Take the City of Boston for example.  They encourage their residents to take an active role in bettering their neighborhoods and community with the City of Boston Open Government site.  One really cool project they are piloting is something called “Street Bump”, created through the Mayor’s Office of New Urban Mechanics.  Street Bump is an innovative app that actually counts the number of bumps you hit on your commute through your phone.  Residents are the ones collecting the data and serving it up to the Mayor’s office.  Think of how much more efficient the app is than taking complaint calls about pot holes. The city can actually proactively go out and fix the problem.

Now this brings us to the question of can citizens and government employees work together?  Employees are public servants who are paid to serve the community.  And citizens are recipients of these services, whether good or bad.  But when it comes down to it, the community is what they both care about.  So why couldn’t they work together to make it better?   The answer is, they can, and they are!  As Beth Simone Novack, founder and director of the Governance Lab, said during her keynote presentation at the ICMA 99th Annual Conference, “Local government staffs have jobs that allow them to do work that matters. Most citizens want to do things that matter too. Data availability offers them the opportunity to make a meaningful contribution”.

 Government employees are in a unique position to partner up with citizens to use data to bring solutions to real problems.  Keep your eyes open for more amazing things coming out of the move towards greater citizen engagement.
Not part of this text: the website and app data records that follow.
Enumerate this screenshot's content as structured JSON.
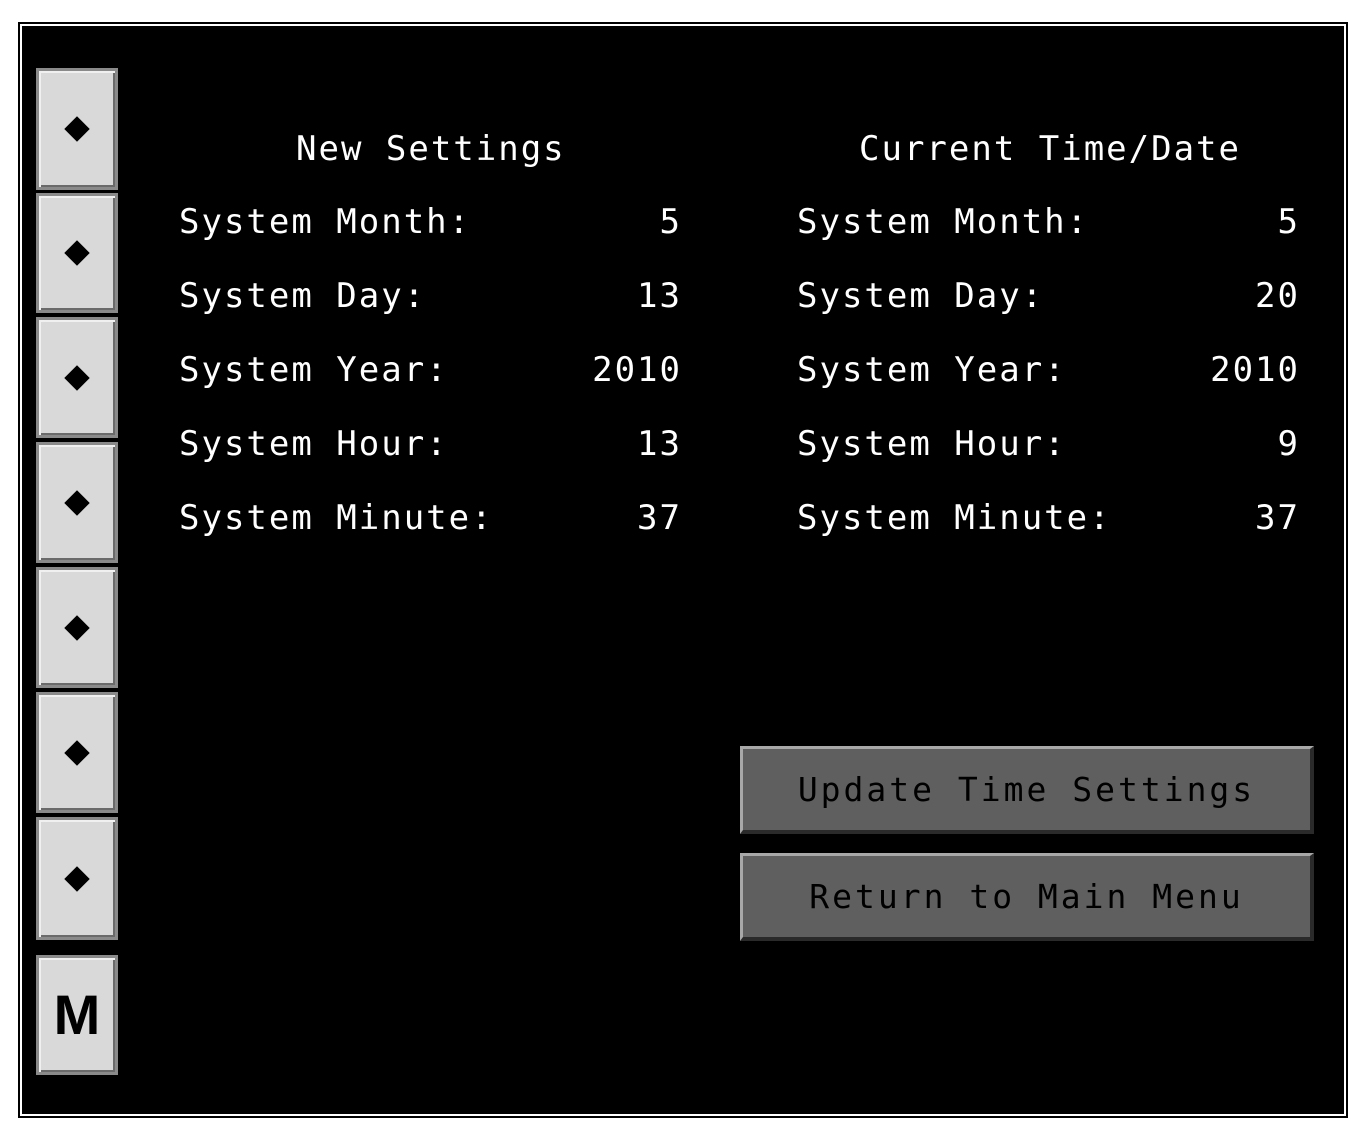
{
  "side_keys": {
    "menu_label": "M"
  },
  "new_settings": {
    "heading": "New Settings",
    "rows": [
      {
        "label": "System Month:",
        "value": "5"
      },
      {
        "label": "System Day:",
        "value": "13"
      },
      {
        "label": "System Year:",
        "value": "2010"
      },
      {
        "label": "System Hour:",
        "value": "13"
      },
      {
        "label": "System Minute:",
        "value": "37"
      }
    ]
  },
  "current": {
    "heading": "Current Time/Date",
    "rows": [
      {
        "label": "System Month:",
        "value": "5"
      },
      {
        "label": "System Day:",
        "value": "20"
      },
      {
        "label": "System Year:",
        "value": "2010"
      },
      {
        "label": "System Hour:",
        "value": "9"
      },
      {
        "label": "System Minute:",
        "value": "37"
      }
    ]
  },
  "buttons": {
    "update": "Update Time Settings",
    "return": "Return to Main Menu"
  },
  "colors": {
    "background": "#000000",
    "text": "#ffffff",
    "softkey": "#d9d9d9",
    "button": "#5f5f5f"
  },
  "icons": {
    "softkey_icon": "diamond-icon"
  }
}
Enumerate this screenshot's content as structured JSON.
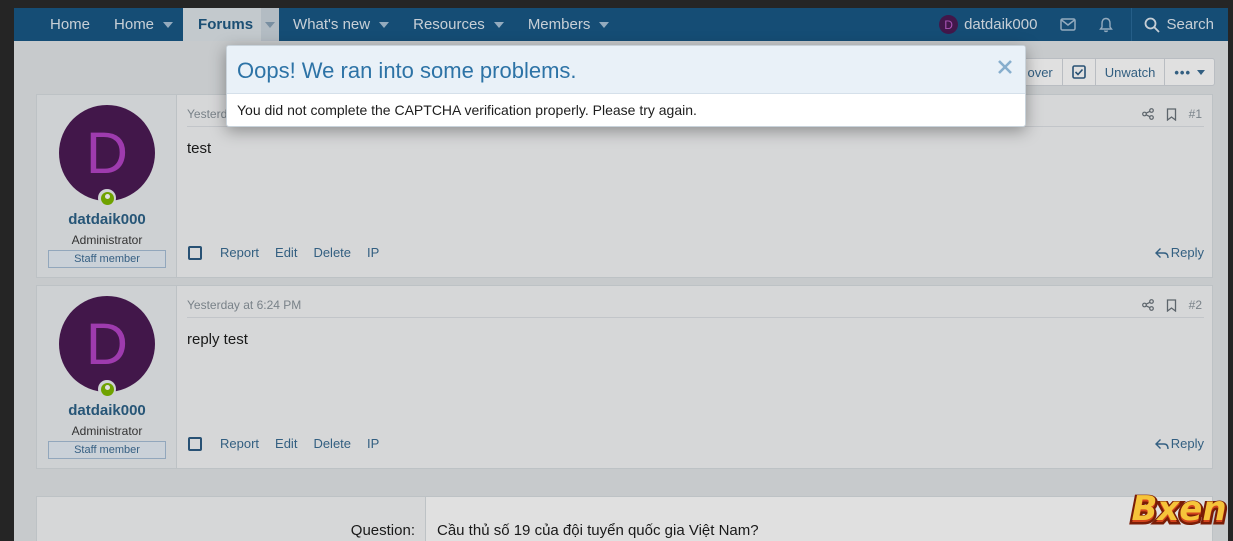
{
  "nav": {
    "items": [
      {
        "label": "Home",
        "has_caret": false
      },
      {
        "label": "Home",
        "has_caret": true
      },
      {
        "label": "Forums",
        "has_caret": true,
        "active": true
      },
      {
        "label": "What's new",
        "has_caret": true
      },
      {
        "label": "Resources",
        "has_caret": true
      },
      {
        "label": "Members",
        "has_caret": true
      }
    ],
    "user": {
      "avatar_letter": "D",
      "username": "datdaik000"
    },
    "icons": [
      "envelope-icon",
      "bell-icon"
    ],
    "search_label": "Search"
  },
  "toolbar": {
    "hover_label": "over",
    "unwatch_label": "Unwatch",
    "more_label": "•••"
  },
  "posts": [
    {
      "avatar_letter": "D",
      "username": "datdaik000",
      "user_title": "Administrator",
      "badge": "Staff member",
      "timestamp": "Yesterd",
      "number": "#1",
      "body": "test",
      "actions": {
        "report": "Report",
        "edit": "Edit",
        "delete": "Delete",
        "ip": "IP",
        "reply": "Reply"
      }
    },
    {
      "avatar_letter": "D",
      "username": "datdaik000",
      "user_title": "Administrator",
      "badge": "Staff member",
      "timestamp": "Yesterday at 6:24 PM",
      "number": "#2",
      "body": "reply test",
      "actions": {
        "report": "Report",
        "edit": "Edit",
        "delete": "Delete",
        "ip": "IP",
        "reply": "Reply"
      }
    }
  ],
  "captcha": {
    "label": "Question:",
    "question": "Cầu thủ số 19 của đội tuyển quốc gia Việt Nam?"
  },
  "modal": {
    "title": "Oops! We ran into some problems.",
    "message": "You did not complete the CAPTCHA verification properly. Please try again."
  },
  "watermark": {
    "text": "Bxen"
  },
  "colors": {
    "nav_bg": "#185886",
    "accent": "#2d73a6",
    "avatar_bg": "#4c1b55",
    "online": "#7fb900"
  }
}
To read more about open data/open government and Beth Simone Novack’s keynote session, visit: Smart Communities and the Opportunities of Big Data